The Florida Fish and Wildlife Conservation Commission (FWC) is seeking new ideas for managing aquatic plants without the use of herbicides. At the FWC meeting on Dec. 11, Commissioner Rodney Barreto led a discussion resulting in the agency setting aside $1 million of current funding to test or implement innovative ideas to manage invasive aquatic plants.
The agency posted a Request for Information on Dec. 3, 2019 that solicits ideas from those in the aquatic plant management industry, scientific experts and the general public. The FWC has requested another $4 million for non-herbicide plant management from the legislature.
“Come one, come all,” said Commissioner Barreto. “Tell us how we can do better at managing aquatic plants.”
The FWC has a statutory responsibility to manage invasive plants in Florida’s public waters. If unmanaged, invasive plants can outcompete and kill native species and create threats to human health and safety by blocking navigation and interfering with flood control. Successful plant management benefits fish and wildlife populations by maintaining diverse plant communities that provide essential habitat and food for both fish and wildlife.
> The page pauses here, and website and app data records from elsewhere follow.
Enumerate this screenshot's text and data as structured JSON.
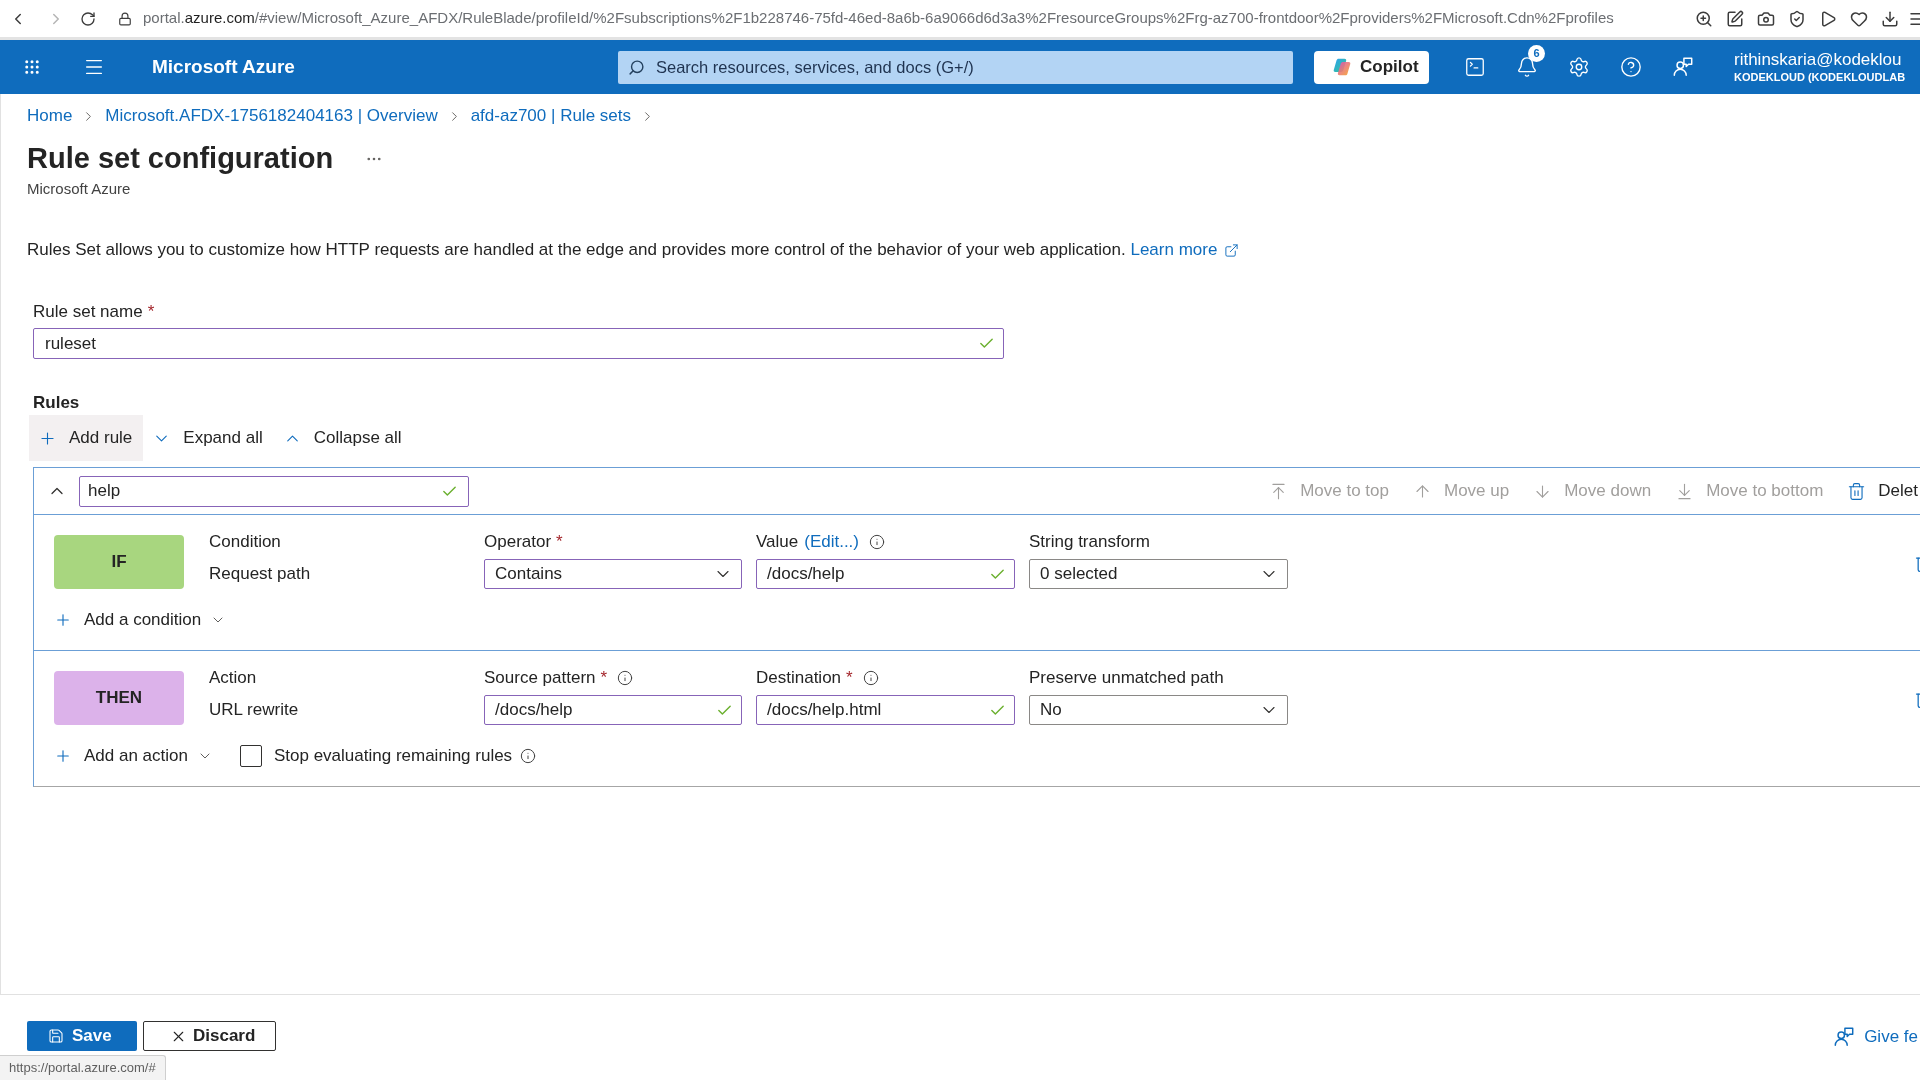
{
  "browser": {
    "url": {
      "subdomain": "portal.",
      "domain": "azure.com",
      "path": "/#view/Microsoft_Azure_AFDX/RuleBlade/profileId/%2Fsubscriptions%2F1b228746-75fd-46ed-8a6b-6a9066d6d3a3%2FresourceGroups%2Frg-az700-frontdoor%2Fproviders%2FMicrosoft.Cdn%2Fprofiles"
    }
  },
  "header": {
    "product": "Microsoft Azure",
    "search": {
      "placeholder": "Search resources, services, and docs (G+/)"
    },
    "copilot": {
      "label": "Copilot"
    },
    "notifications": {
      "count": "6"
    },
    "account": {
      "user": "rithinskaria@kodeklou",
      "directory": "KODEKLOUD (KODEKLOUDLAB"
    }
  },
  "breadcrumb": [
    {
      "label": "Home"
    },
    {
      "label": "Microsoft.AFDX-1756182404163 | Overview"
    },
    {
      "label": "afd-az700 | Rule sets"
    }
  ],
  "page": {
    "title": "Rule set configuration",
    "subtitle": "Microsoft Azure",
    "description": "Rules Set allows you to customize how HTTP requests are handled at the edge and provides more control of the behavior of your web application.",
    "learn_more": "Learn more"
  },
  "rule_set_name": {
    "label": "Rule set name",
    "required_mark": "*",
    "value": "ruleset",
    "valid": true,
    "touched": true
  },
  "rules": {
    "heading": "Rules",
    "toolbar": [
      {
        "kind": "add",
        "label": "Add rule",
        "hovered": true
      },
      {
        "kind": "expand",
        "label": "Expand all",
        "hovered": false
      },
      {
        "kind": "collapse",
        "label": "Collapse all",
        "hovered": false
      }
    ],
    "items": [
      {
        "expanded": true,
        "name": {
          "value": "help",
          "valid": true,
          "touched": true
        },
        "actions": [
          {
            "kind": "top",
            "label": "Move to top",
            "disabled": true
          },
          {
            "kind": "up",
            "label": "Move up",
            "disabled": true
          },
          {
            "kind": "down",
            "label": "Move down",
            "disabled": true
          },
          {
            "kind": "bottom",
            "label": "Move to bottom",
            "disabled": true
          },
          {
            "kind": "delete",
            "label": "Delet",
            "disabled": false
          }
        ],
        "sections": [
          {
            "kind": "if",
            "badge": "IF",
            "heading": "Condition",
            "type": "Request path",
            "fields": [
              {
                "kind": "dropdown",
                "label": "Operator",
                "required_mark": "*",
                "value": "Contains",
                "touched": true
              },
              {
                "kind": "text",
                "label": "Value",
                "edit_link": "(Edit...)",
                "info": true,
                "value": "/docs/help",
                "valid": true,
                "touched": true
              },
              {
                "kind": "dropdown",
                "label": "String transform",
                "value": "0 selected",
                "touched": false
              }
            ],
            "add": "Add a condition"
          },
          {
            "kind": "then",
            "badge": "THEN",
            "heading": "Action",
            "type": "URL rewrite",
            "fields": [
              {
                "kind": "text",
                "label": "Source pattern",
                "required_mark": "*",
                "info": true,
                "value": "/docs/help",
                "valid": true,
                "touched": true
              },
              {
                "kind": "text",
                "label": "Destination",
                "required_mark": "*",
                "info": true,
                "value": "/docs/help.html",
                "valid": true,
                "touched": true
              },
              {
                "kind": "dropdown",
                "label": "Preserve unmatched path",
                "value": "No",
                "touched": false
              }
            ],
            "add": "Add an action",
            "stop_evaluating": {
              "label": "Stop evaluating remaining rules",
              "checked": false,
              "info": true
            }
          }
        ]
      }
    ]
  },
  "footer": {
    "buttons": [
      {
        "kind": "primary",
        "label": "Save"
      },
      {
        "kind": "secondary",
        "label": "Discard"
      }
    ],
    "feedback": "Give fe"
  },
  "status_link": "https://portal.azure.com/#"
}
“We have an obligation to manage invasive plants and that currently requires a multi-faceted approach using a variety of tools,” said FWC Executive Director Eric Sutton. “While we all would like to see a future where aquatic plants can be managed without herbicides, we will need innovation and discovery of new techniques to be able to achieve that goal.”
Based on public feedback the FWC has received over the past year, the agency has implemented a variety of changes to improve the Aquatic Plant Management Program. These include: